Her career in the Crimea was an epic of heroic patience and compassion. She often worked for 20 hours without a break, supervising every detail of the insanitary and evil-smelling barrack hospital. She visited the wards alone every night, lamp in hand, to comfort the men. The scene has been told by Longfellow in his poem “Santa Filomena":

A lady with a lamp I see
Pass through the glimmering gloom,
And flit from room to room

On England’s annals through the long
Hereafter of her speech and song
That lights its rays shall cast
From portals of the past

A Lady with a Lamp shall stand
In the great history of the land,
A noble type of good
Heroic womanhood.

She carried out her duties with such efficiency that the death-rate in the army hospital fell by 40% in four months. But its medical staff was resentful and uncooperative. Despite the great relief she brought the soldiers, officials tried to hamper her with red tape.

Methodical mercy was the dynamic force that sustained her. And as it needed great strength of character to bring her mission in the Crimea to a successful end, it also needed these virtues to sustain her in her own sufferings when she caught the Crimean fever and lay on the brink of death in a hospital at Balaclava.
The fever took its toll and when she returned to England she was confined to her sick-room for her last 30 years. Although now practically a prisoner; she continued to display her passion for method. The fiery reformer became a recluse. We have the spectacle of this frail invalid exercising, through a small band of workers and sick-room interviews with select people, a greater influence on the Royal Commission of Ministers than any person of unofficial standing. To nursing, hospitals, barracks, sanitation — she gave her great gifts of organization. As a result of reforms, the fall in the death-rate was as great as that she had brought about in the hospitals of Scutari. In Indian hospitals the fall in death rates was enormous and was also due to her.

The typical Victorian lady would have propped herself up in lace and lavender and resigned herself to self—pity and helplessness. But Florence was no idle lady.
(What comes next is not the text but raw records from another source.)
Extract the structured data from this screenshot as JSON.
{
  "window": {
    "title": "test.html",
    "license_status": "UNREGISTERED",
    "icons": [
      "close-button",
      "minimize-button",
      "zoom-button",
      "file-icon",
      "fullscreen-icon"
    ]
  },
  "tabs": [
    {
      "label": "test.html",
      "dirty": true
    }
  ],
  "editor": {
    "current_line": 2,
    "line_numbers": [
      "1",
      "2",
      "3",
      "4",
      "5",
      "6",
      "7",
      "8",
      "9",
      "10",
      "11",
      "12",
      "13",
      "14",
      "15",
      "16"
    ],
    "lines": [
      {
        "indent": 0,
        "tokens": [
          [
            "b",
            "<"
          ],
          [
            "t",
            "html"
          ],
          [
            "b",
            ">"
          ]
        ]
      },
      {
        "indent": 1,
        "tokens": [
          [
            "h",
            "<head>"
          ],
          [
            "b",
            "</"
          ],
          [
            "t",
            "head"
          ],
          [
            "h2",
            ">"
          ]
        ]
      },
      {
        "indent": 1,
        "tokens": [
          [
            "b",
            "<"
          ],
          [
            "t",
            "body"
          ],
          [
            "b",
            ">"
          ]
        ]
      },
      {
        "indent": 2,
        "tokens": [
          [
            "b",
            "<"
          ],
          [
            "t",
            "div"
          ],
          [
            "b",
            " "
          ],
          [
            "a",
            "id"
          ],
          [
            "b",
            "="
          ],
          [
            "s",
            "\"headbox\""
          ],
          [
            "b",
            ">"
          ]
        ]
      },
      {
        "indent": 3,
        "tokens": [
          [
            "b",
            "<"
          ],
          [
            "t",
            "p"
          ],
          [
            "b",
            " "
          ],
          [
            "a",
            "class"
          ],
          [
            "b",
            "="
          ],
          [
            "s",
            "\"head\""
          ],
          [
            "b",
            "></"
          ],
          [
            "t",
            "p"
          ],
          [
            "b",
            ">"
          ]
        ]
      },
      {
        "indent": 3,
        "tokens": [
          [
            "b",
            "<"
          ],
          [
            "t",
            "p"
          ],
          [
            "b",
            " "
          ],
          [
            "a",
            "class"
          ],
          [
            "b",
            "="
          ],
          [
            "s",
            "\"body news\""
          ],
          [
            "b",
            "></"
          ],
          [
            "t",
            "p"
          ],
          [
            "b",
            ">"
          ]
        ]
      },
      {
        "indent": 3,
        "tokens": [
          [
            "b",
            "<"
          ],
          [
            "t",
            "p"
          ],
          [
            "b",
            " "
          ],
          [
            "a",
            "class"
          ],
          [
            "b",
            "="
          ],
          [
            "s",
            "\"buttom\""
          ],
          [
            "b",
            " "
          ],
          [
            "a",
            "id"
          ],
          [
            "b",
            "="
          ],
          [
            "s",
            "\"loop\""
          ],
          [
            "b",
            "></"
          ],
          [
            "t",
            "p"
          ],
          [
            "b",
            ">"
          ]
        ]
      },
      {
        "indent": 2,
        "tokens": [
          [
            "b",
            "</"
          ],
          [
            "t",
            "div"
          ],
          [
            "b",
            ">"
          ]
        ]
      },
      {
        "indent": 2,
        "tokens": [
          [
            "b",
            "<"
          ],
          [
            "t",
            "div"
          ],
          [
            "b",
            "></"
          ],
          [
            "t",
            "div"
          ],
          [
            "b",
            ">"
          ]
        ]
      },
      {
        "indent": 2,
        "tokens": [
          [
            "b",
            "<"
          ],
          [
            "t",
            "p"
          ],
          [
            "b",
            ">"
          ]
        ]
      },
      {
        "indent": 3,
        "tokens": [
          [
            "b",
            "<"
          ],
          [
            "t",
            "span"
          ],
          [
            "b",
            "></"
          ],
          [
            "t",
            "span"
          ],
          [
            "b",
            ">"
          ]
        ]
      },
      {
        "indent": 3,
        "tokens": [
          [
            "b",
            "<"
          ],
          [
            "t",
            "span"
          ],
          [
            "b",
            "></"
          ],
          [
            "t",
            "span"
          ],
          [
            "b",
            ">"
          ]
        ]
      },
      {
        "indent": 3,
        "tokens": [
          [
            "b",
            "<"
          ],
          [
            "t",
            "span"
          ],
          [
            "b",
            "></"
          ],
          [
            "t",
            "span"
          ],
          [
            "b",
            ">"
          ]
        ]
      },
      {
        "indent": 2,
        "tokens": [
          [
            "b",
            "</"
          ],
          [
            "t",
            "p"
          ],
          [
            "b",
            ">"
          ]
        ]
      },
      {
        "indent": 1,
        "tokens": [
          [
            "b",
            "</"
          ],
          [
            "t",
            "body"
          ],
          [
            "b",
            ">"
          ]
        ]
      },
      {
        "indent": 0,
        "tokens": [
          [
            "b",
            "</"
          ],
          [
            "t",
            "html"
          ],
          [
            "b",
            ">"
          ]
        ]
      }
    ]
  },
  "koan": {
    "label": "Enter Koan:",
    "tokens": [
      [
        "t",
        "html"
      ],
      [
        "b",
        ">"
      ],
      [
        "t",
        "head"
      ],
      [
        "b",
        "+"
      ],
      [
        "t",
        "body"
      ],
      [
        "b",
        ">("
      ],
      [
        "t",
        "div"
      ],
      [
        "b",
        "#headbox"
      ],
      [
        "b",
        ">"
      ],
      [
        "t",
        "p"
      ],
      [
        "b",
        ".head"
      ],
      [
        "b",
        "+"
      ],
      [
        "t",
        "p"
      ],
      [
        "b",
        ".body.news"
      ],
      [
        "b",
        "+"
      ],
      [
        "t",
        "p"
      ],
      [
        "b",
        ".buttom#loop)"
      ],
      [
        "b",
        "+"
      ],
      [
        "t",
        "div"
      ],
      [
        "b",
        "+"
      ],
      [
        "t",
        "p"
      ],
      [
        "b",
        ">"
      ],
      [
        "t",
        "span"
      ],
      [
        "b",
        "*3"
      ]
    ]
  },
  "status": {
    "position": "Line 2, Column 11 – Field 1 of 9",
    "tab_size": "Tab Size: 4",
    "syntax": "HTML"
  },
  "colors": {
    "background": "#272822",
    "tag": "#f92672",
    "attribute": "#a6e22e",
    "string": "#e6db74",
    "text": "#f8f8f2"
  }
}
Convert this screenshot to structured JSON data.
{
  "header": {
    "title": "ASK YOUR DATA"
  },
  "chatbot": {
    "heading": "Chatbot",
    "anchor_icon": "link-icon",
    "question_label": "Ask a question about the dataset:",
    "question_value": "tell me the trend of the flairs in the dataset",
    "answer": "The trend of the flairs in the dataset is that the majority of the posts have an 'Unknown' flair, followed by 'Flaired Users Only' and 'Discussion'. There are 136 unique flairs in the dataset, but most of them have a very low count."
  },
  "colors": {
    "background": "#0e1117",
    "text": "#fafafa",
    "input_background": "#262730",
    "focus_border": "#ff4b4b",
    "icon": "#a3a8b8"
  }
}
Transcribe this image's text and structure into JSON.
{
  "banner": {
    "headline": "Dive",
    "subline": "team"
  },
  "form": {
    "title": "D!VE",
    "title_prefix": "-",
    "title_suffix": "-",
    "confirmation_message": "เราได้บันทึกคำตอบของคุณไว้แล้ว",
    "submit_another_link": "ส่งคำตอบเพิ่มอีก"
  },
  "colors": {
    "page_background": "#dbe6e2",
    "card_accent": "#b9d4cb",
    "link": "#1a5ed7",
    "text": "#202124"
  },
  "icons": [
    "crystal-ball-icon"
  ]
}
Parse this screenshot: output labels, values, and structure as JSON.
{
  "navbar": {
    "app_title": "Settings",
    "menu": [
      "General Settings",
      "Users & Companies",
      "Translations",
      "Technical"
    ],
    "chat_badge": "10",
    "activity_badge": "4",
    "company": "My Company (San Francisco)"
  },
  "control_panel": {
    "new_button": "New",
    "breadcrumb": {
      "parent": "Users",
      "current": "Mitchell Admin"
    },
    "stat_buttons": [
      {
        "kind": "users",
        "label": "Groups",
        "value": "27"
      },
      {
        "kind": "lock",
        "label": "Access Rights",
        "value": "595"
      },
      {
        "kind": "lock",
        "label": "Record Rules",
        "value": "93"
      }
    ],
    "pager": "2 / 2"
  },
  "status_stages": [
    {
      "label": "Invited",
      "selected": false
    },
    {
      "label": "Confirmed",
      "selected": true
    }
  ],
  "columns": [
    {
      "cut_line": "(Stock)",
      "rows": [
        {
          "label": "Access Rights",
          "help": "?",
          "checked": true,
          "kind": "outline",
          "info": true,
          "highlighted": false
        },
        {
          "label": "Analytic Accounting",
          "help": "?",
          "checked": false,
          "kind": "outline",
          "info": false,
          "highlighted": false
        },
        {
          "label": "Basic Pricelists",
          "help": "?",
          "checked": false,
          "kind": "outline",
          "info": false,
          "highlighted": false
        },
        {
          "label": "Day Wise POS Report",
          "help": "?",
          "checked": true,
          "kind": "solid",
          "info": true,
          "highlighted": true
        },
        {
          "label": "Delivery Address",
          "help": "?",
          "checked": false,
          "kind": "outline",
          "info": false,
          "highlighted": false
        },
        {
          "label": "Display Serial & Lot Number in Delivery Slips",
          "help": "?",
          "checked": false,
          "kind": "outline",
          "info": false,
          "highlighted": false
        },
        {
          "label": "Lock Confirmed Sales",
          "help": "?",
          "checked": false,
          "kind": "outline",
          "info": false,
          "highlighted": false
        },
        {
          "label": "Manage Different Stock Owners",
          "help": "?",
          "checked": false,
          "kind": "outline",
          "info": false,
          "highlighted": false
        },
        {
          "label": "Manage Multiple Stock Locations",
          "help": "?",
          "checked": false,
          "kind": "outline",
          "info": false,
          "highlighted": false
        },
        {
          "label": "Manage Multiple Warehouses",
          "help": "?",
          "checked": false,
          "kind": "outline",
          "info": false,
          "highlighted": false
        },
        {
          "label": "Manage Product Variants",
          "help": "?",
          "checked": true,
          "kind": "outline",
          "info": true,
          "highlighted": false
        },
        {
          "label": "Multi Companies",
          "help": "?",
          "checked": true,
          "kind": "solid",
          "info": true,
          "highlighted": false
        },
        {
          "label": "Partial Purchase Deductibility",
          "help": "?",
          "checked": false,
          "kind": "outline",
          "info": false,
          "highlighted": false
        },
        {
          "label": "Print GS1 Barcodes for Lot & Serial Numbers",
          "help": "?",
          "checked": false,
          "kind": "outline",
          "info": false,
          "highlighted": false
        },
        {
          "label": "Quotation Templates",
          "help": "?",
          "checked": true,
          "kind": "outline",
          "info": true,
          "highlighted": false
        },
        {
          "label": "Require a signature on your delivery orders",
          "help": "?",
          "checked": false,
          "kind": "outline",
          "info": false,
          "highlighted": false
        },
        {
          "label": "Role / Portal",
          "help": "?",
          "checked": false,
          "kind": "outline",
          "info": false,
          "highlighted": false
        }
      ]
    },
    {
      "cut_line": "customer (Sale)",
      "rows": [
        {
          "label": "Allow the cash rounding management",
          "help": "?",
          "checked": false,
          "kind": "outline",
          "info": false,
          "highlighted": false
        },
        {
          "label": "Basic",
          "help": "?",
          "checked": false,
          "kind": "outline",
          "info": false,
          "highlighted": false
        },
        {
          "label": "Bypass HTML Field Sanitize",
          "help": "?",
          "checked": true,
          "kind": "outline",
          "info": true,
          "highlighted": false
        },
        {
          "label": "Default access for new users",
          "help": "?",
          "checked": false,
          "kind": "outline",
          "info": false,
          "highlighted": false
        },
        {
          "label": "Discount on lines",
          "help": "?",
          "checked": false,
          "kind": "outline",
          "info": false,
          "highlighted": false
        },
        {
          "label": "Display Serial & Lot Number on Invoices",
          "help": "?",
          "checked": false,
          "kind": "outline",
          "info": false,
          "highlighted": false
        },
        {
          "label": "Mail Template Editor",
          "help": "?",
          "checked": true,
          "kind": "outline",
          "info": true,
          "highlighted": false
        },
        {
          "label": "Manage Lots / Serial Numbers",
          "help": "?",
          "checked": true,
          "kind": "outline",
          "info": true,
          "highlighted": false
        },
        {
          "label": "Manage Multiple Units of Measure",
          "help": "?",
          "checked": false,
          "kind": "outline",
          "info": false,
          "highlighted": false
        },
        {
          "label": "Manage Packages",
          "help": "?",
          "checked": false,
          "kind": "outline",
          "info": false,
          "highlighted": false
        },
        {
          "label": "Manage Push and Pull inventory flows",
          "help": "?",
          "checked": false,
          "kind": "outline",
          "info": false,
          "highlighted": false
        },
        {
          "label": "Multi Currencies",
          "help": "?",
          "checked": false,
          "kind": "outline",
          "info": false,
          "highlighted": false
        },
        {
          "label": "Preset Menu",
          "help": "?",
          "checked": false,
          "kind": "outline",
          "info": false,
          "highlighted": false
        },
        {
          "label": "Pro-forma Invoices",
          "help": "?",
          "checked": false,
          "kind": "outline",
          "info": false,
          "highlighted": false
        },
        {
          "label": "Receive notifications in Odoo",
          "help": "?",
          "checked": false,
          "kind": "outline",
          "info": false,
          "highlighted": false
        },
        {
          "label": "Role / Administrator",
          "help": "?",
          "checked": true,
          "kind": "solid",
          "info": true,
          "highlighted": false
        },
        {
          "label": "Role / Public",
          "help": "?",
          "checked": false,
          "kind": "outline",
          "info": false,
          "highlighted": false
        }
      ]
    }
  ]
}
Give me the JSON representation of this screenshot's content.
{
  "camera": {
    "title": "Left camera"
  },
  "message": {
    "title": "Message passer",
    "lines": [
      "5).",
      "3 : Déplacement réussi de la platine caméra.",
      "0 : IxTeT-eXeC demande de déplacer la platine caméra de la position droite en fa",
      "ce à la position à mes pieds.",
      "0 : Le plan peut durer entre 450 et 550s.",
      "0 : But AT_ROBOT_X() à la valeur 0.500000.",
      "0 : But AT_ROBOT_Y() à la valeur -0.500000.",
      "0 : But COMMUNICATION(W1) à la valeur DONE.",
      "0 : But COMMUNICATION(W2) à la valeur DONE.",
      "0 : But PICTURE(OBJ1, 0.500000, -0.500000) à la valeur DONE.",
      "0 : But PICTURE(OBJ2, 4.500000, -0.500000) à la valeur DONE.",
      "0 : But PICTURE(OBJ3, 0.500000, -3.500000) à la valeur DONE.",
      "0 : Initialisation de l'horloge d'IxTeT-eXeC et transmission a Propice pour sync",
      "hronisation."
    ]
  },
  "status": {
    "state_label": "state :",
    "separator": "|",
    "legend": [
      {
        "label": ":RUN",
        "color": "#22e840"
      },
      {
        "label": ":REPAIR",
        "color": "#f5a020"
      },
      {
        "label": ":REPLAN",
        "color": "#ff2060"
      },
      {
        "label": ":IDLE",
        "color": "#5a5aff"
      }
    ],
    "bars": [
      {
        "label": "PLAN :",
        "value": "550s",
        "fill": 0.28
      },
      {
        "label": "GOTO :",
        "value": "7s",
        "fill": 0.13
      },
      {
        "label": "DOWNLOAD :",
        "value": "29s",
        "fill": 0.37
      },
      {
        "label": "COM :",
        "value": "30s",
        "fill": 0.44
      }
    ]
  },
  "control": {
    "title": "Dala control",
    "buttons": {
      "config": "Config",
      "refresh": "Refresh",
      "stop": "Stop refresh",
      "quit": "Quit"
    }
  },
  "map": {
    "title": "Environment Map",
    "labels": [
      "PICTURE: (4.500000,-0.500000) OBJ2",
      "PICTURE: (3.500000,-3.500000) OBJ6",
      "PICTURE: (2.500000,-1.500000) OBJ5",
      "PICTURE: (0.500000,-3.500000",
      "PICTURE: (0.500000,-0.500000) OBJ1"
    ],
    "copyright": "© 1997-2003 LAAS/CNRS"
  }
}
She opposed the whole Victorian code of conduct, which condemned women to adopt a pose of uselessness and waste all their talents for service and compassion to the supposed desire for mastery over men. In breaking that code, Florence Nightingale lifted a load of suffering from many people.

Official acknowledgement of her courage and genius for administration came with the Order of Merit in 1907. When she died three years later; aged 90, her legend unfortunately lived on after her; a legend which falsifies her real greatness. Public opinion clamoured for a dove- like figure of Nightingale "the Nurse", so the valiant Nightingale was replaced by a sentimental plaster-cast "Lady with the Lamp", for genteel admiration. Our age has stripped the tinsel from certain eminent Victorians. The great figure of Florence Nightingale benefits from this. And our age, which prides itself on method and precision, will reach a more lasting appreciation of her than that into which she was born.

Paul Hurley, SVD